* WORK REQUEST *
The records follow. Retype them without a single change.

Web page and app entries:
####################

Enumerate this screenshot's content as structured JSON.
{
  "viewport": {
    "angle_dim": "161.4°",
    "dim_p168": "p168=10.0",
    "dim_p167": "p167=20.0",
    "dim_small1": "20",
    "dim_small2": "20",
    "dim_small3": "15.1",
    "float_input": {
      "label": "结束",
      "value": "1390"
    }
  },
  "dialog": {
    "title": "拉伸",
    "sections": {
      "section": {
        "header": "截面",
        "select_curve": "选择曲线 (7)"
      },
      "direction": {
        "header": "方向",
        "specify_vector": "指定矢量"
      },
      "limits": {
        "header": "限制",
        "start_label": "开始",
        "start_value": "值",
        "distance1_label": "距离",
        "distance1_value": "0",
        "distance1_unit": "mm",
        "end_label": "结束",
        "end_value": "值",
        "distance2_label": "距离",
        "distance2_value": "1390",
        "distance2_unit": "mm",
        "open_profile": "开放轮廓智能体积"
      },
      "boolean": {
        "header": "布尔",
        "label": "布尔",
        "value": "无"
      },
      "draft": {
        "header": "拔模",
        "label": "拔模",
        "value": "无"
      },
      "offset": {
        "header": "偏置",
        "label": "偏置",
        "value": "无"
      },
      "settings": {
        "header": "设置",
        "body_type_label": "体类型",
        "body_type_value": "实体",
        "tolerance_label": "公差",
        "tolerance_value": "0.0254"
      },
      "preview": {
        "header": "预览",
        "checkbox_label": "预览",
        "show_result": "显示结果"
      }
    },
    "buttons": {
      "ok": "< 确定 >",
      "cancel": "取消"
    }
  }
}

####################

* RESPONSE TO THIS EXERCISE *
Enumerate this screenshot's content as structured JSON.
{
  "viewport": {
    "angle_dim": "161.4°",
    "dim_p168": "p168=10.0",
    "dim_p167": "p167=20.0",
    "dim_small1": "20",
    "dim_small2": "20",
    "dim_small3": "15.1",
    "float_input": {
      "label": "结束",
      "value": "1390"
    }
  },
  "dialog": {
    "title": "拉伸",
    "sections": {
      "section": {
        "header": "截面",
        "select_curve": "选择曲线 (7)"
      },
      "direction": {
        "header": "方向",
        "specify_vector": "指定矢量"
      },
      "limits": {
        "header": "限制",
        "start_label": "开始",
        "start_value": "值",
        "distance1_label": "距离",
        "distance1_value": "0",
        "distance1_unit": "mm",
        "end_label": "结束",
        "end_value": "值",
        "distance2_label": "距离",
        "distance2_value": "1390",
        "distance2_unit": "mm",
        "open_profile": "开放轮廓智能体积"
      },
      "boolean": {
        "header": "布尔",
        "label": "布尔",
        "value": "无"
      },
      "draft": {
        "header": "拔模",
        "label": "拔模",
        "value": "无"
      },
      "offset": {
        "header": "偏置",
        "label": "偏置",
        "value": "无"
      },
      "settings": {
        "header": "设置",
        "body_type_label": "体类型",
        "body_type_value": "实体",
        "tolerance_label": "公差",
        "tolerance_value": "0.0254"
      },
      "preview": {
        "header": "预览",
        "checkbox_label": "预览",
        "show_result": "显示结果"
      }
    },
    "buttons": {
      "ok": "< 确定 >",
      "cancel": "取消"
    }
  }
}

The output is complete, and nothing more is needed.